The thick layer of snow started to melt following a few warmer days about ten days ago. Now, the temperature is very low again, but interestingly there was quite some bear activity all over the frozen forests.
The most famous hibernator, the bear, actually doesn’t fully hibernate. While denning, the bears heart rate, breathing rate, and its metabolic rate slows down and its body temperature is reduced by ca. 10 degrees. Like this, bears can go for more than 100 days without eating, drinking, or passing any waste. However, true hibernators reduce their body temperature to near freezing, a slow breathing and heart rate, and most important, a low metabolic rate. True hibernators awaken very slowly during these periods, whereas a bear can awake very easy. For this reason, scientists debate whether bears are true hibernators or perform only “winter lethargy”.
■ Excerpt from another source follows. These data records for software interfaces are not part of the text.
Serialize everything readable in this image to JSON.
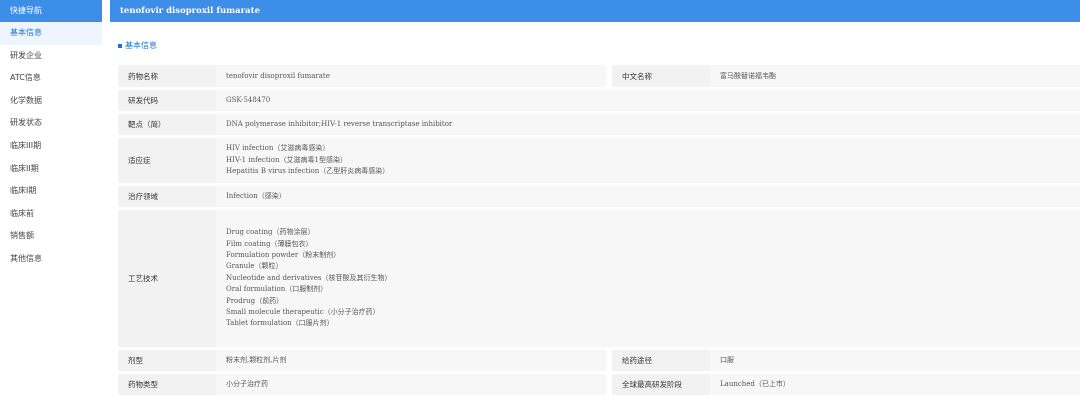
{
  "sidebar": {
    "header": "快捷导航",
    "items": [
      "基本信息",
      "研发企业",
      "ATC信息",
      "化学数据",
      "研发状态",
      "临床III期",
      "临床II期",
      "临床I期",
      "临床前",
      "销售额",
      "其他信息"
    ],
    "active_index": 0
  },
  "page": {
    "title": "tenofovir disoproxil fumarate",
    "section_title": "基本信息"
  },
  "info": {
    "drug_name_label": "药物名称",
    "drug_name": "tenofovir disoproxil fumarate",
    "cn_name_label": "中文名称",
    "cn_name": "富马酸替诺福韦酯",
    "code_label": "研发代码",
    "code": "GSK-548470",
    "target_label": "靶点（简）",
    "target": "DNA polymerase inhibitor;HIV-1 reverse transcriptase inhibitor",
    "indication_label": "适应症",
    "indications": [
      "HIV infection（艾滋病毒感染）",
      "HIV-1 infection（艾滋病毒1型感染）",
      "Hepatitis B virus infection（乙型肝炎病毒感染）"
    ],
    "area_label": "治疗领域",
    "area": "Infection（感染）",
    "tech_label": "工艺技术",
    "techs": [
      "Drug coating（药物涂层）",
      "Film coating（薄膜包衣）",
      "Formulation powder（粉末制剂）",
      "Granule（颗粒）",
      "Nucleotide and derivatives（核苷酸及其衍生物）",
      "Oral formulation（口服制剂）",
      "Prodrug（前药）",
      "Small molecule therapeutic（小分子治疗药）",
      "Tablet formulation（口服片剂）"
    ],
    "dosage_label": "剂型",
    "dosage": "粉末剂,颗粒剂,片剂",
    "route_label": "给药途径",
    "route": "口服",
    "type_label": "药物类型",
    "type": "小分子治疗药",
    "phase_label": "全球最高研发阶段",
    "phase": "Launched（已上市）"
  }
}
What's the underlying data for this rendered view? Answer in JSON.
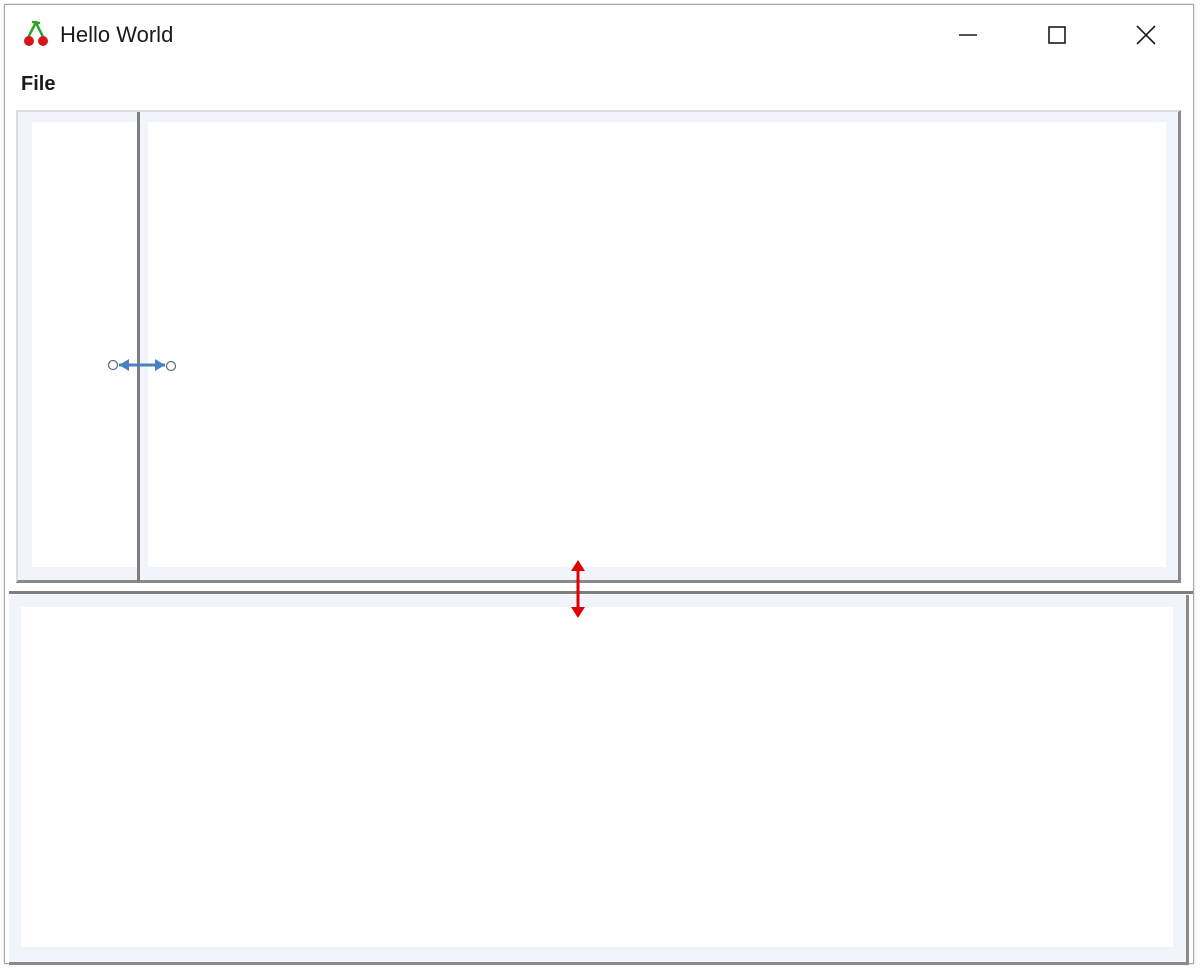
{
  "window": {
    "title": "Hello World",
    "app_icon": "cherry-icon",
    "controls": {
      "minimize": "minimize-icon",
      "maximize": "maximize-icon",
      "close": "close-icon"
    }
  },
  "menubar": {
    "items": [
      {
        "label": "File"
      }
    ]
  },
  "annotations": {
    "horizontal_resize_arrow": {
      "icon": "double-arrow-horizontal-icon",
      "color": "#4a7fc1"
    },
    "vertical_resize_arrow": {
      "icon": "double-arrow-vertical-icon",
      "color": "#e00000"
    }
  },
  "colors": {
    "pane_background": "#ffffff",
    "frame_background": "#f1f4fa",
    "splitter": "#7e7e7e"
  }
}
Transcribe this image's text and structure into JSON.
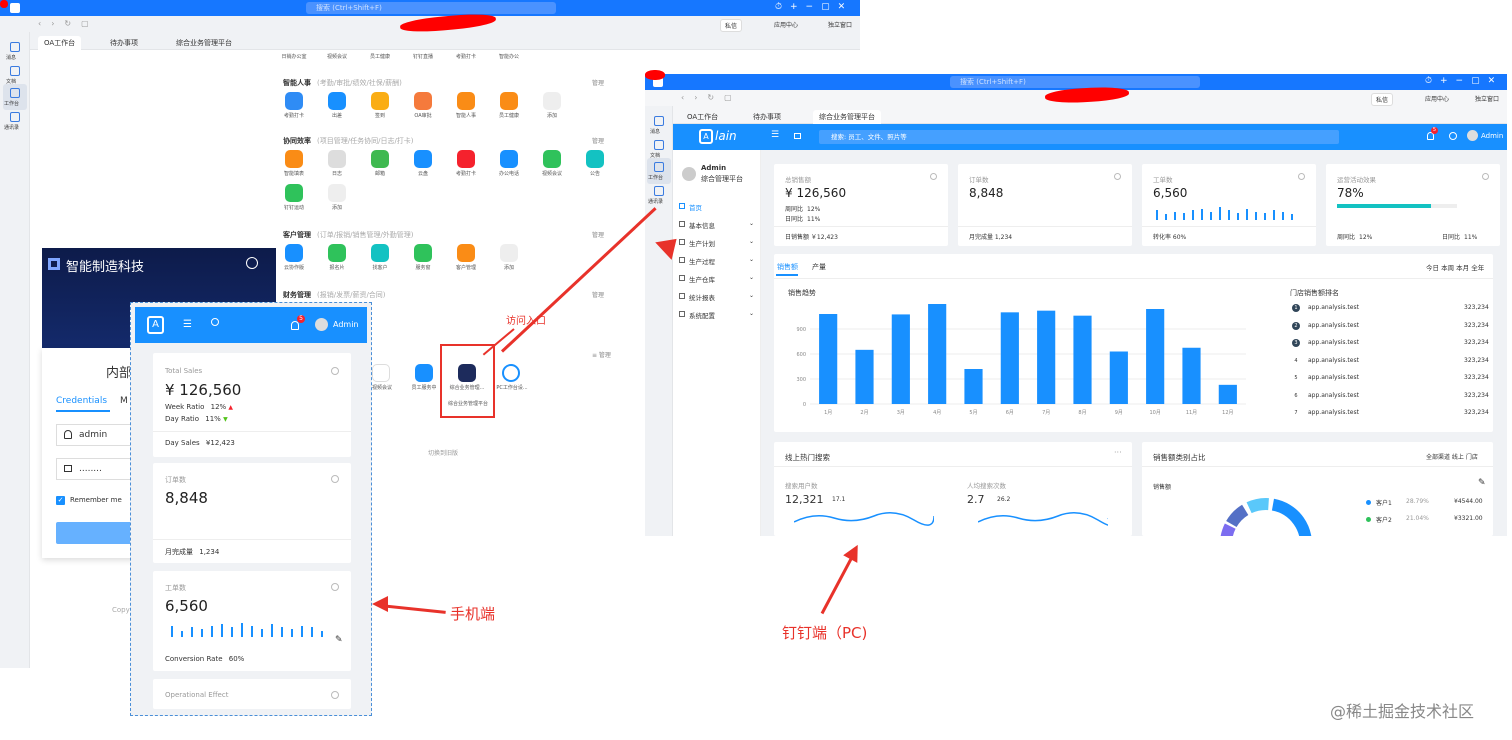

Nevertheless, it is uncommon for bears to spend extended periods outside their dens during the peak of winter. A bear can wake up and interrupt hibernation if it gets low on fat reserves, but as autumn was a very good mast year for beechnuts, the bears’ condition should be pretty good. For this reason, it was interesting to see that this January, a fair number of bears have left tracks wandering around.